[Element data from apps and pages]
◆ ◆ ◆ ◆

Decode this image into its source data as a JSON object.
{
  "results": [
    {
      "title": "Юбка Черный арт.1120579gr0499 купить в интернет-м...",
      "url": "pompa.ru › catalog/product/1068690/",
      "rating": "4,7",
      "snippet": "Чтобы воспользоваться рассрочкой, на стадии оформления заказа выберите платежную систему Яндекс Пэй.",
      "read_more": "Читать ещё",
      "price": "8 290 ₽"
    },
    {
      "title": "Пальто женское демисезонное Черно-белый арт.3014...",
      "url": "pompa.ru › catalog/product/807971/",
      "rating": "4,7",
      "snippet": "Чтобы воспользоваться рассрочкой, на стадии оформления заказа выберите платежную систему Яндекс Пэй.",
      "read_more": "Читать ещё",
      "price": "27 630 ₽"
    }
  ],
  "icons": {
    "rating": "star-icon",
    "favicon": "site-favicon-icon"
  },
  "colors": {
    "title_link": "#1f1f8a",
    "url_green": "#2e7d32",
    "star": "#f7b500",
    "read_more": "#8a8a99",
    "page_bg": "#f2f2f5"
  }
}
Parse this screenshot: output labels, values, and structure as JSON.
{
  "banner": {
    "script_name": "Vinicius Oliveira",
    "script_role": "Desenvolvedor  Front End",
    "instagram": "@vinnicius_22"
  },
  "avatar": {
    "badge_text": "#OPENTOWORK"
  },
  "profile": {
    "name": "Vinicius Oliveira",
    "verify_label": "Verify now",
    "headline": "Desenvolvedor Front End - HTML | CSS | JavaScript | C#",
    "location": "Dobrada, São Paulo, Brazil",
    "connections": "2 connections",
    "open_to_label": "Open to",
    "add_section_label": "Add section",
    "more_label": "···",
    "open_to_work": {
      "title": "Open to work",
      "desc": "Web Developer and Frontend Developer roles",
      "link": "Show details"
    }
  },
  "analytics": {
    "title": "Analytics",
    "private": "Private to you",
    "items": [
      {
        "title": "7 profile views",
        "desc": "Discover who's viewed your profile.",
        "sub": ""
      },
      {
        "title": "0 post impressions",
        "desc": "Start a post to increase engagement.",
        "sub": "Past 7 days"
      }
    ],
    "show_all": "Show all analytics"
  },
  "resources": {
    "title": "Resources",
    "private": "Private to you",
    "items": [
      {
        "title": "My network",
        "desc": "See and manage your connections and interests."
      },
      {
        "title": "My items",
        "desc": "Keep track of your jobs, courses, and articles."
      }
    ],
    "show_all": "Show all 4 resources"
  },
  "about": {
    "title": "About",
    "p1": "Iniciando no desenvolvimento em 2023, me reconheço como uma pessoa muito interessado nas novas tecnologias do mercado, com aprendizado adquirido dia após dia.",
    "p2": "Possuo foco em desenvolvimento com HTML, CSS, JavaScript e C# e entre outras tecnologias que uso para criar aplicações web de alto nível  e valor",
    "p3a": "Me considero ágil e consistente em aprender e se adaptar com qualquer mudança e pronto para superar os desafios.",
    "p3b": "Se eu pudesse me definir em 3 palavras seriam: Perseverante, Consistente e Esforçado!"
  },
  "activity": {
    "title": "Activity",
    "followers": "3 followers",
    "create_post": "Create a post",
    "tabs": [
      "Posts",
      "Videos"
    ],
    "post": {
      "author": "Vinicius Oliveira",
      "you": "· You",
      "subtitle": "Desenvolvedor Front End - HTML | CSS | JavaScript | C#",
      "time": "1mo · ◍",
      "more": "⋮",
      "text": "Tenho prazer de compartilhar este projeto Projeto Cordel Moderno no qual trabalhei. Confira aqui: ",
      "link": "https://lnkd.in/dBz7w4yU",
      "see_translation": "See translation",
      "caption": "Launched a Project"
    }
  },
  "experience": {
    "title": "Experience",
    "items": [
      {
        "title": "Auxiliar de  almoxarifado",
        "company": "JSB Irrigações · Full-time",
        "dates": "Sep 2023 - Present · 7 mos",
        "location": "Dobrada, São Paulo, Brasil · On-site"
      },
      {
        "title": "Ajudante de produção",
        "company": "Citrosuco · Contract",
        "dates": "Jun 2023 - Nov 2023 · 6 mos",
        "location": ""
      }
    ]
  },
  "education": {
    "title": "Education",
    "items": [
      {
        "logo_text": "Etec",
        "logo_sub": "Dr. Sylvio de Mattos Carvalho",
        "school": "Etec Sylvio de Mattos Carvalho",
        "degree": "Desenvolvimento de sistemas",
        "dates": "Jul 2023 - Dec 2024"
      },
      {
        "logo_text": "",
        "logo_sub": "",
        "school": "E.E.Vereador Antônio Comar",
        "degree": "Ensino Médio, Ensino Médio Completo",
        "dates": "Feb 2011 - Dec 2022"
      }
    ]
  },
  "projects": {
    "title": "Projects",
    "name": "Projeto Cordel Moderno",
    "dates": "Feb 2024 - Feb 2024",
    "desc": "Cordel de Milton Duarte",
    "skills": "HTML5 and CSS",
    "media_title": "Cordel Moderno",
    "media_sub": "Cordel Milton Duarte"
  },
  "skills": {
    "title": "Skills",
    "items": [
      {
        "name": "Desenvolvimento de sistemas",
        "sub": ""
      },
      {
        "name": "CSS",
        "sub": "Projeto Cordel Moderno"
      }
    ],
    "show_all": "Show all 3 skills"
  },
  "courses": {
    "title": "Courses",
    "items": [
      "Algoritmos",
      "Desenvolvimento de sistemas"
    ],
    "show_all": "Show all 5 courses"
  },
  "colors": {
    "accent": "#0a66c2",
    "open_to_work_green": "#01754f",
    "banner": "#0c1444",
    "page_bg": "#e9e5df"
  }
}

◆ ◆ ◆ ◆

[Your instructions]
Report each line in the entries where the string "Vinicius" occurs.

[Your response]
    "script_name": "Vinicius Oliveira",
    "name": "Vinicius Oliveira",
      "author": "Vinicius Oliveira",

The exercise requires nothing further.